What you need to do ▸
Output the records that follow exactly as they are written.
(Material to process begins)
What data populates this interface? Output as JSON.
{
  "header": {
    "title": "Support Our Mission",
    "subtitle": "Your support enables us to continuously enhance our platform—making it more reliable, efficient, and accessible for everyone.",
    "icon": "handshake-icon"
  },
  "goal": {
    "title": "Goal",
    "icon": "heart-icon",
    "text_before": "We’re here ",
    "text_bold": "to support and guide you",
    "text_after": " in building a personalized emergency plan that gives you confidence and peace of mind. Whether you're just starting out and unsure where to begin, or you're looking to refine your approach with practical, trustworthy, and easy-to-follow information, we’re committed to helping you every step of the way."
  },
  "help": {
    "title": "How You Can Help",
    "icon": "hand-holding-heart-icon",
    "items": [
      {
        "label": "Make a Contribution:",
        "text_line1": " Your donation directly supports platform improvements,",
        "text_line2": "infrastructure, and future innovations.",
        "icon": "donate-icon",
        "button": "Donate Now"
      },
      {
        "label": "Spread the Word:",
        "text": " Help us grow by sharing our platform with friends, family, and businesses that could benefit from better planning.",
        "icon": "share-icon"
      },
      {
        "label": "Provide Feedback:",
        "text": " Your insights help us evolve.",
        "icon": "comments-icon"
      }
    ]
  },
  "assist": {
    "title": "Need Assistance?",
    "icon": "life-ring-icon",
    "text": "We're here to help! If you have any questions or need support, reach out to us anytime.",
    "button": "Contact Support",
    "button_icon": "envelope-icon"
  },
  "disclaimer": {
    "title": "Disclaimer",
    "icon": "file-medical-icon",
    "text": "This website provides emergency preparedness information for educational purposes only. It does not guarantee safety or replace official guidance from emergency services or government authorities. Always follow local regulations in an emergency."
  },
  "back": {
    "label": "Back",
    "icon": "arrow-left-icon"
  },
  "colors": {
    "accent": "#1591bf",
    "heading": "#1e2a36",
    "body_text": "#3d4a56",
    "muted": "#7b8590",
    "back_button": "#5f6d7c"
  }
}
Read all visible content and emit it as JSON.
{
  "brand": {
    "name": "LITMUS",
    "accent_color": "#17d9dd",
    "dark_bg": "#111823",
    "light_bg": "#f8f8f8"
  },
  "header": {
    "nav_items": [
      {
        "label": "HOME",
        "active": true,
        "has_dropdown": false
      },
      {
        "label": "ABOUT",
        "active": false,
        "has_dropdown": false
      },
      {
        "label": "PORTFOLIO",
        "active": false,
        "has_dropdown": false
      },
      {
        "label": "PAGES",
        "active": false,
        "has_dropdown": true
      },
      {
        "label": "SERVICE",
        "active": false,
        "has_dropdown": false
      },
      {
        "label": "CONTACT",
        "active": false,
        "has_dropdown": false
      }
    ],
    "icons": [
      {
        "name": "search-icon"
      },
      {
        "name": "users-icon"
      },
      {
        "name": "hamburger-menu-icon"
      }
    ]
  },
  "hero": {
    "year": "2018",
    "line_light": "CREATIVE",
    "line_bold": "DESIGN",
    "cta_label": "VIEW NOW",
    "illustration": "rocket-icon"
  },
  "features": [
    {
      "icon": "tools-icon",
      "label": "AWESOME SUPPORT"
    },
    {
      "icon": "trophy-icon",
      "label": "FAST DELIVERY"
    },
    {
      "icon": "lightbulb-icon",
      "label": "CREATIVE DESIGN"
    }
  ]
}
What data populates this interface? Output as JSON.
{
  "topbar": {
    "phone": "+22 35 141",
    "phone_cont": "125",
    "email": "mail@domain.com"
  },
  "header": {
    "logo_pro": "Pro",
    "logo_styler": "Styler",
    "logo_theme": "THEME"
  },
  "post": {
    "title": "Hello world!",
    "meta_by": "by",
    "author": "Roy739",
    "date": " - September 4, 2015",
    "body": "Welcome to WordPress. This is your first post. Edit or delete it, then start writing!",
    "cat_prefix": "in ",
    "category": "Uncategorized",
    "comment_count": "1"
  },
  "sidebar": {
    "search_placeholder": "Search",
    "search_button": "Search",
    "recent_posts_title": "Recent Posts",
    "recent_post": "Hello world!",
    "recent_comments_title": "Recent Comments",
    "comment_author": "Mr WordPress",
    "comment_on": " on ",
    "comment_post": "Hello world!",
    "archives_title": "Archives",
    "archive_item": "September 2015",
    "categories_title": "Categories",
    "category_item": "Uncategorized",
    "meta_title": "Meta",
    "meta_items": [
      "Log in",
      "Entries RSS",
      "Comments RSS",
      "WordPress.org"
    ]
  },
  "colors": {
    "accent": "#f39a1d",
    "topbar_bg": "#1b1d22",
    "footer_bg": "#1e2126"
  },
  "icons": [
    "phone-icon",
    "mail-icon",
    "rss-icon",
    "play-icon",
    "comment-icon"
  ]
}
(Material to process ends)
Exercise response ▸
What data populates this interface? Output as JSON.
{
  "header": {
    "title": "Support Our Mission",
    "subtitle": "Your support enables us to continuously enhance our platform—making it more reliable, efficient, and accessible for everyone.",
    "icon": "handshake-icon"
  },
  "goal": {
    "title": "Goal",
    "icon": "heart-icon",
    "text_before": "We’re here ",
    "text_bold": "to support and guide you",
    "text_after": " in building a personalized emergency plan that gives you confidence and peace of mind. Whether you're just starting out and unsure where to begin, or you're looking to refine your approach with practical, trustworthy, and easy-to-follow information, we’re committed to helping you every step of the way."
  },
  "help": {
    "title": "How You Can Help",
    "icon": "hand-holding-heart-icon",
    "items": [
      {
        "label": "Make a Contribution:",
        "text_line1": " Your donation directly supports platform improvements,",
        "text_line2": "infrastructure, and future innovations.",
        "icon": "donate-icon",
        "button": "Donate Now"
      },
      {
        "label": "Spread the Word:",
        "text": " Help us grow by sharing our platform with friends, family, and businesses that could benefit from better planning.",
        "icon": "share-icon"
      },
      {
        "label": "Provide Feedback:",
        "text": " Your insights help us evolve.",
        "icon": "comments-icon"
      }
    ]
  },
  "assist": {
    "title": "Need Assistance?",
    "icon": "life-ring-icon",
    "text": "We're here to help! If you have any questions or need support, reach out to us anytime.",
    "button": "Contact Support",
    "button_icon": "envelope-icon"
  },
  "disclaimer": {
    "title": "Disclaimer",
    "icon": "file-medical-icon",
    "text": "This website provides emergency preparedness information for educational purposes only. It does not guarantee safety or replace official guidance from emergency services or government authorities. Always follow local regulations in an emergency."
  },
  "back": {
    "label": "Back",
    "icon": "arrow-left-icon"
  },
  "colors": {
    "accent": "#1591bf",
    "heading": "#1e2a36",
    "body_text": "#3d4a56",
    "muted": "#7b8590",
    "back_button": "#5f6d7c"
  }
}
Read all visible content and emit it as JSON.
{
  "brand": {
    "name": "LITMUS",
    "accent_color": "#17d9dd",
    "dark_bg": "#111823",
    "light_bg": "#f8f8f8"
  },
  "header": {
    "nav_items": [
      {
        "label": "HOME",
        "active": true,
        "has_dropdown": false
      },
      {
        "label": "ABOUT",
        "active": false,
        "has_dropdown": false
      },
      {
        "label": "PORTFOLIO",
        "active": false,
        "has_dropdown": false
      },
      {
        "label": "PAGES",
        "active": false,
        "has_dropdown": true
      },
      {
        "label": "SERVICE",
        "active": false,
        "has_dropdown": false
      },
      {
        "label": "CONTACT",
        "active": false,
        "has_dropdown": false
      }
    ],
    "icons": [
      {
        "name": "search-icon"
      },
      {
        "name": "users-icon"
      },
      {
        "name": "hamburger-menu-icon"
      }
    ]
  },
  "hero": {
    "year": "2018",
    "line_light": "CREATIVE",
    "line_bold": "DESIGN",
    "cta_label": "VIEW NOW",
    "illustration": "rocket-icon"
  },
  "features": [
    {
      "icon": "tools-icon",
      "label": "AWESOME SUPPORT"
    },
    {
      "icon": "trophy-icon",
      "label": "FAST DELIVERY"
    },
    {
      "icon": "lightbulb-icon",
      "label": "CREATIVE DESIGN"
    }
  ]
}
What data populates this interface? Output as JSON.
{
  "topbar": {
    "phone": "+22 35 141",
    "phone_cont": "125",
    "email": "mail@domain.com"
  },
  "header": {
    "logo_pro": "Pro",
    "logo_styler": "Styler",
    "logo_theme": "THEME"
  },
  "post": {
    "title": "Hello world!",
    "meta_by": "by",
    "author": "Roy739",
    "date": " - September 4, 2015",
    "body": "Welcome to WordPress. This is your first post. Edit or delete it, then start writing!",
    "cat_prefix": "in ",
    "category": "Uncategorized",
    "comment_count": "1"
  },
  "sidebar": {
    "search_placeholder": "Search",
    "search_button": "Search",
    "recent_posts_title": "Recent Posts",
    "recent_post": "Hello world!",
    "recent_comments_title": "Recent Comments",
    "comment_author": "Mr WordPress",
    "comment_on": " on ",
    "comment_post": "Hello world!",
    "archives_title": "Archives",
    "archive_item": "September 2015",
    "categories_title": "Categories",
    "category_item": "Uncategorized",
    "meta_title": "Meta",
    "meta_items": [
      "Log in",
      "Entries RSS",
      "Comments RSS",
      "WordPress.org"
    ]
  },
  "colors": {
    "accent": "#f39a1d",
    "topbar_bg": "#1b1d22",
    "footer_bg": "#1e2126"
  },
  "icons": [
    "phone-icon",
    "mail-icon",
    "rss-icon",
    "play-icon",
    "comment-icon"
  ]
}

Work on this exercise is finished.